“We’re constantly trying to get better. … I mean the yellow line rule is not something that we enjoy by any stretch of the imagination. But we have to have it. If we didn’t, there’d be even more mayhem more than likely.”
Miller also addressed why no caution was thrown on the last lap when Parker Kligerman and Chris Buescher wrecked on the frontstretch as the field approached the start-finish line. Both drivers were turned nose-first into the outside wall in the tri-oval.
“When it feels like that it’s not hampering us from dispatching the safety equipment we’ll let things play out,” Miller said. “That’s kind of our criteria for judging that. Everybody wants to see a checkered flag finish and not a field freeze. We’ll do everything that we can safely to make that happen.”
“That’s always going to be subjective, right?” Miller said. “You’re going to have a race and there’s going to be teammates working together and there’s going to be cars from different camps working together on the situation out there in the race. … I don’t know why it got publicized this weekend as much as it did. I think all of the manufacturers and all of the teams internally meet and try to come up with a little bit of strategy to stick with one another in the draft.
“It’s not something that we can really officiate effectively. We can ask them not to talk about it I would assume, but it’s not something we can really officiate. If something becomes extremely blatant and you have people stopping or doing crazy things, then obviously we have to look at that. But as far as going out there and working together in the draft, that’s something that’s going to change every single lap depending on who you’re around.
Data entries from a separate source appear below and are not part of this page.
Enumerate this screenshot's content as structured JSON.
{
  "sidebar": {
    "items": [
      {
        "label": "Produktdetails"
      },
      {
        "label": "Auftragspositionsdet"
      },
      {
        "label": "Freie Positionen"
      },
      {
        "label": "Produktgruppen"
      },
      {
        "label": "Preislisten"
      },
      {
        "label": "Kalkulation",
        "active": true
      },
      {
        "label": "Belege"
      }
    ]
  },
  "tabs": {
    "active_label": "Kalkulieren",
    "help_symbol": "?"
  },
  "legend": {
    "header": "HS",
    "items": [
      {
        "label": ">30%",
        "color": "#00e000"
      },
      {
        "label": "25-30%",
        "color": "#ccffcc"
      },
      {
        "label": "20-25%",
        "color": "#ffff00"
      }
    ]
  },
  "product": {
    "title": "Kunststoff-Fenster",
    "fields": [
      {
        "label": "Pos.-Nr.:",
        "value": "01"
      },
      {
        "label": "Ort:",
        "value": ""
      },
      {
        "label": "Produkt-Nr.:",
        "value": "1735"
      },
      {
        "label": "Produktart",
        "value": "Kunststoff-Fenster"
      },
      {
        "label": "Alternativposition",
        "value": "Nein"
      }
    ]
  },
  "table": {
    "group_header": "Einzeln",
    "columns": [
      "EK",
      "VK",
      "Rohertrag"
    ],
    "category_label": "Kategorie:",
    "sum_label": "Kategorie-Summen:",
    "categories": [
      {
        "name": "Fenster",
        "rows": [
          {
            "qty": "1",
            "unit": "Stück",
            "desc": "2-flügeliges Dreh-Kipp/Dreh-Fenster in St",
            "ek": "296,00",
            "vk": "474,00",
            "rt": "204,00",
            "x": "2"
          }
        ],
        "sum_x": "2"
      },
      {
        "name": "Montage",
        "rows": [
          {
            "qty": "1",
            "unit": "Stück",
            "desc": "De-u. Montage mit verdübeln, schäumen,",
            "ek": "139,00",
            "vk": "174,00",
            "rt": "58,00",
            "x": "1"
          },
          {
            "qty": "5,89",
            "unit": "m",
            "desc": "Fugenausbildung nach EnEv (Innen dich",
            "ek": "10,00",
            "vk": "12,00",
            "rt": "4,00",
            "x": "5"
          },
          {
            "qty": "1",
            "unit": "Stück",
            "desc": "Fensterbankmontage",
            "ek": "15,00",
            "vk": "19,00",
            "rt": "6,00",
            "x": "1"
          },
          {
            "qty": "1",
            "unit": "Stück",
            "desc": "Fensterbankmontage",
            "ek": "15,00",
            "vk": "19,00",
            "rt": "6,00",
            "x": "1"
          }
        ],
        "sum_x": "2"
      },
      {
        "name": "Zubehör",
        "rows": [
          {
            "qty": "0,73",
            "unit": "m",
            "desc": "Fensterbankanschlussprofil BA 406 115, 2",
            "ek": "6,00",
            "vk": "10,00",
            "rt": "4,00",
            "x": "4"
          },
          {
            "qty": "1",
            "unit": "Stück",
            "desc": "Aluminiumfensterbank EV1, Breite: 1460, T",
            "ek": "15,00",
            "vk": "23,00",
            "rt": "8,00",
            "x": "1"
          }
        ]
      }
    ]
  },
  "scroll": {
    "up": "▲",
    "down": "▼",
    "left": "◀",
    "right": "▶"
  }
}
So there’s really no way to officiate that.”
Ryan Blaney won Monday’s rain-delayed Cup Series race at Talladega in a two-lap shootout, beating Ryan Newman in a photo finish by 0.007 seconds, the sixth-closest finish all-time.
It is Blaney’s third career Cup win and his first win of the year. It locks him into third round of the playoffs after he entered the race below the cutoff line.
Newman took the lead on the last lap going into Turn 3 thanks to a push from Denny Hamlin. Blaney then made contact with Newman’s left rear in the middle of the tri-oval. The two rubbed doors as they approached the checkered flag as Blaney barely edged him out.
“There was no blocking (Newman) and (Hamlin),” Blaney told NBCSN. “They were coming so fast and I figured if I’d give up the bottom they were just going to leave me in the middle. So I just decided to stay with Aric (Almirola). Great pusher all day and I kind of went up and pulled (Hamlin) off (Newman) and then he was so far out in front. … (Newman) kind of pushed me below the yellow line and I wasn’t going to go there after what happened in the Truck race. Kind of got forced down and it just worked out.”
NASCAR reviewed the finish multiple times and determined Blaney was forced below the yellow line and therefore it is not a penalty.
Blaney’s win is the second race in a row where a playoff driver has earned their first win of the year after Kyle Larson won at Dover.
For Newman it ties his career-best finish at Talladega.
“They spent $50 million redeveloping this place, I should have thrown in fifty bucks to have them move the start-finish line,” Newman said to NBCSN. “Repainted it or something. It was a great run … We just came up that little bit short. I don’t know what else to say. I could have pinched him some more … you can go back and bench race that three weeks from now. It was good racing to the end.”
WHO HAD A GOOD RACE:Corey LaJoie finished seventh for his second career top-10 finish … Michael McDowell earned his third career top-five finish. All have been on superspeedways … Chase Elliott finished eighth after being involved in a wreck in the middle of the race.